author={Lynet Uttal and Mary C. Tuominen},
  journal={Gender \& Society},
  pages={758 - 780}
The relatively recent shift of family caregiving to the public market of service work raises questions about how to theorize paid caregiving. This article examines how to conceptualize child rearing when it is transferred to a paid worker. The gendered character of commodified caregiving is complicated by structural locations of race and class that define the employer-employee relationship. Previous discussions of paid child care work as emotionally meaningful work have been criticized as… 
Postsocialist Caring Biographies: Care Work between Work and Non-Work
Abstract:This article examines the ambiguous status of paid care work by focusing on how nannies make sense of paid care work. Drawing on fifteen in-depth interviews with Czech nannies caring for
Caring as Work: Research and Theory
For all the attention paid to wage labor and the market, it is only in recent decades that scholars have begun to focus on care, the work that we do to nurture and support each other in our society.
Sociology and Studies of Gender, Caregiving, and Inequality
This review focuses on scholarship that illuminates the ties between gendered care and persistent gender inequality. After an overview of work on gender and care across the disciplines, it examines
The Right and Responsibility to Care: Oppositional Consciousness Among Family Child Care Providers of Color
ABSTRACT. This participatory action research project reveals how family child care providers of color use oppositional consciousness to claim the right to increased social recognition and economic
“It's Like a Family”
This article contributes to carework scholarship by examining the nexus of gender, class, and race in long-term care facilities. We draw out a family ideology at work that promotes good care of
Reproducing the Privilege of White Femininity: An Intersectional Analysis of Home Care
Research elucidates the gendered and racialized assumptions and practices embedded within occupational organizations but has considered less how race and gender mutually constitute the structure of

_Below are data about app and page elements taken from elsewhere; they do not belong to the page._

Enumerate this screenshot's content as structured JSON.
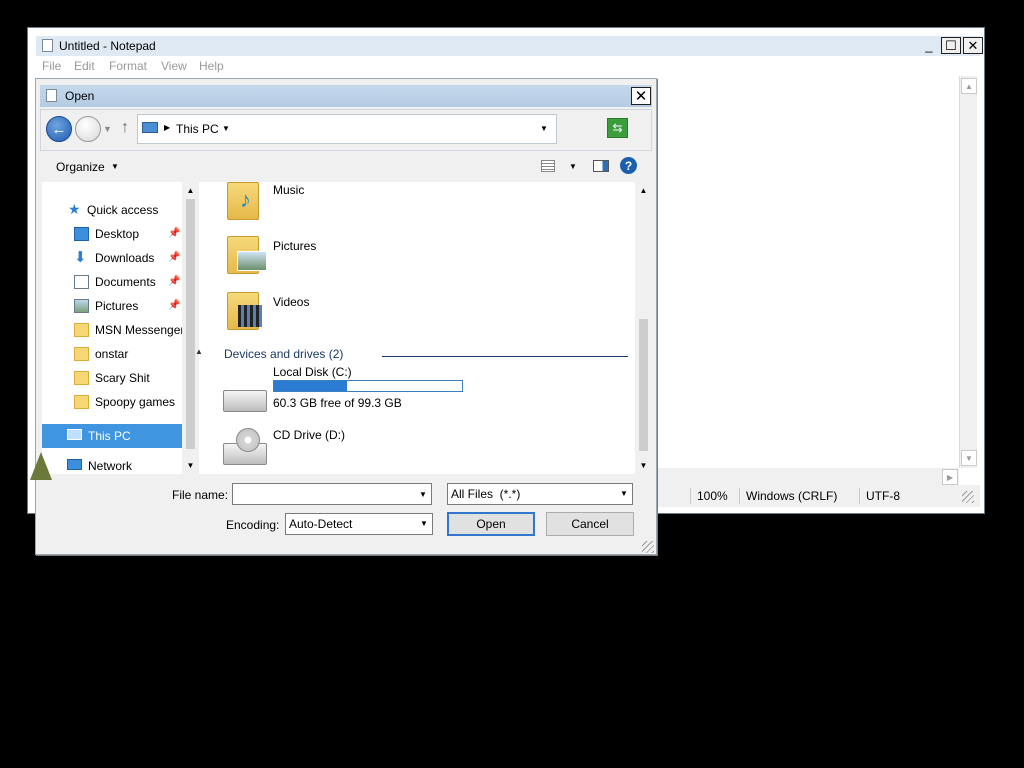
{
  "notepad": {
    "title": "Untitled - Notepad",
    "controls": {
      "minimize": "_",
      "maximize": "☐",
      "close": "✕"
    },
    "menu": [
      "File",
      "Edit",
      "Format",
      "View",
      "Help"
    ],
    "status": {
      "zoom": "100%",
      "line_ending": "Windows (CRLF)",
      "encoding": "UTF-8"
    }
  },
  "dialog": {
    "title": "Open",
    "close": "✕",
    "nav": {
      "back": "←",
      "forward": "→",
      "up": "↑",
      "address": "This PC"
    },
    "toolbar": {
      "organize": "Organize",
      "help": "?"
    },
    "sidebar": {
      "items": [
        {
          "label": "Quick access",
          "icon": "star-icon"
        },
        {
          "label": "Desktop",
          "icon": "desktop-icon",
          "pinned": true
        },
        {
          "label": "Downloads",
          "icon": "download-icon",
          "pinned": true
        },
        {
          "label": "Documents",
          "icon": "document-icon",
          "pinned": true
        },
        {
          "label": "Pictures",
          "icon": "pictures-icon",
          "pinned": true
        },
        {
          "label": "MSN Messenger",
          "icon": "folder-icon"
        },
        {
          "label": "onstar",
          "icon": "folder-icon"
        },
        {
          "label": "Scary Shit",
          "icon": "folder-icon"
        },
        {
          "label": "Spoopy games",
          "icon": "folder-icon"
        },
        {
          "label": "This PC",
          "icon": "computer-icon",
          "selected": true
        },
        {
          "label": "Network",
          "icon": "network-icon"
        }
      ]
    },
    "files": {
      "folders": [
        {
          "label": "Music",
          "icon": "music-folder-icon"
        },
        {
          "label": "Pictures",
          "icon": "pictures-folder-icon"
        },
        {
          "label": "Videos",
          "icon": "videos-folder-icon"
        }
      ],
      "group_header": "Devices and drives (2)",
      "drives": [
        {
          "label": "Local Disk (C:)",
          "free_text": "60.3 GB free of 99.3 GB",
          "used_fraction": 0.39,
          "icon": "hard-disk-icon"
        },
        {
          "label": "CD Drive (D:)",
          "icon": "cd-drive-icon"
        }
      ]
    },
    "bottom": {
      "file_name_label": "File name:",
      "file_name_value": "",
      "filter": "All Files  (*.*)",
      "encoding_label": "Encoding:",
      "encoding_value": "Auto-Detect",
      "open": "Open",
      "cancel": "Cancel"
    }
  },
  "colors": {
    "selection": "#3f95e0",
    "accent": "#2b7bd2"
  }
}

Paid Caregiving in the Gendered Life Course: A Study of Czech Nannies in Vietnamese Immigrant Families
Vietnamese immigrant families in the Czech Republic often recruit Czech women to look after their children. Seen in the context of the dominant scholarship, this is a quite unique case in the fi eld
Racial Distinctions in Middle-Class Motherhood: Ideologies and Practices of African-American Middle-Class Mothers
Author(s): Dow, Dawn Marie | Advisor(s): Ray, Raka | Abstract: My dissertation examines how intersections of racial identity, class and gender influence the cultural expectations and decisions of
Caring for Them Like Family
Scholars examining kin and community care have often sought to identify the relative importance of structural and cultural factors on the use and availability of these networks, but research has
Outsourcing Elderly Care to Migrant Workers: The Impact of Gender and Class on the Experience of Male Employers
This article, based on semi-structured interviews, addresses masculinity in the international division of reproductive labour through an analysis of the impact of gender and class on the outsourcing


Negotiated Care: The Experience of Family Day Care Providers
This book explores the daily lives of family day care providers and provides useful insights into the role of caregiving in women's lives and the phenomenon of home-based work, and contributes to the ongoing policy debates about child care.
Motherhood and the Market: Mothering and Employment Opportunities among Mexicana, African-American and Euro-American Family Day Care Workers
Abstract While previous research identifies the ideology of the full-time, at-home mother as a primary force that influences women's entry into family day care work, this study reveals a more complex
In this study, family- and center-based child care providers participated in day-long research workshops in which they first identified dimensions of an “ideal” caregiving situation and then, using a
The Hidden Organization of Labor: Gender, Race/Ethnicity and Child-Care Work in the Formal and Informal Economy
While extensive studies document the need for child care in the United States, little has been done to explore the organization of child-care work or its political economic context. The article
Women's work, men's work : sex segregation on the job
Even though women have made substantial progress in a number of formerly male occupations, sex segregation in the workplace remains a fact of life. This volume probes pertinent questions: Why has the
This study analyzes the meaning employed mothers give to having others take care of their children. In-depth interviews with 31 employed mothers of preschoolers, toddlers, and infants revealed three
Manufacturing Motherhood: The Shadow Work of Nannies and Au Pairs
This paper explores how working mothers and paid child care providers interpret the division of mothering labor in the context of in-home care. The nannies, au pairs, and working mothers interviewed
Gender, Class, and Motherhood: The Legacy of Federal Child Care Policy
The full-time at-home mother is a historically and politically constructed "ideal type" in the United States. Federal child care policies historically reinforced middle-class women's roles as
Meeting the child care needs of low-income families
This review essay describes public policies designed to assist low-income families and it examines the ways in which the child care problems those families face differ from those of more advantaged families.
A Typology of Approaches to Child Care
Analyzing data from a qualitative study of 95 dual-earner couples, this article seeks to understand the critical factors that explain couples' choice of day care arrangements. The different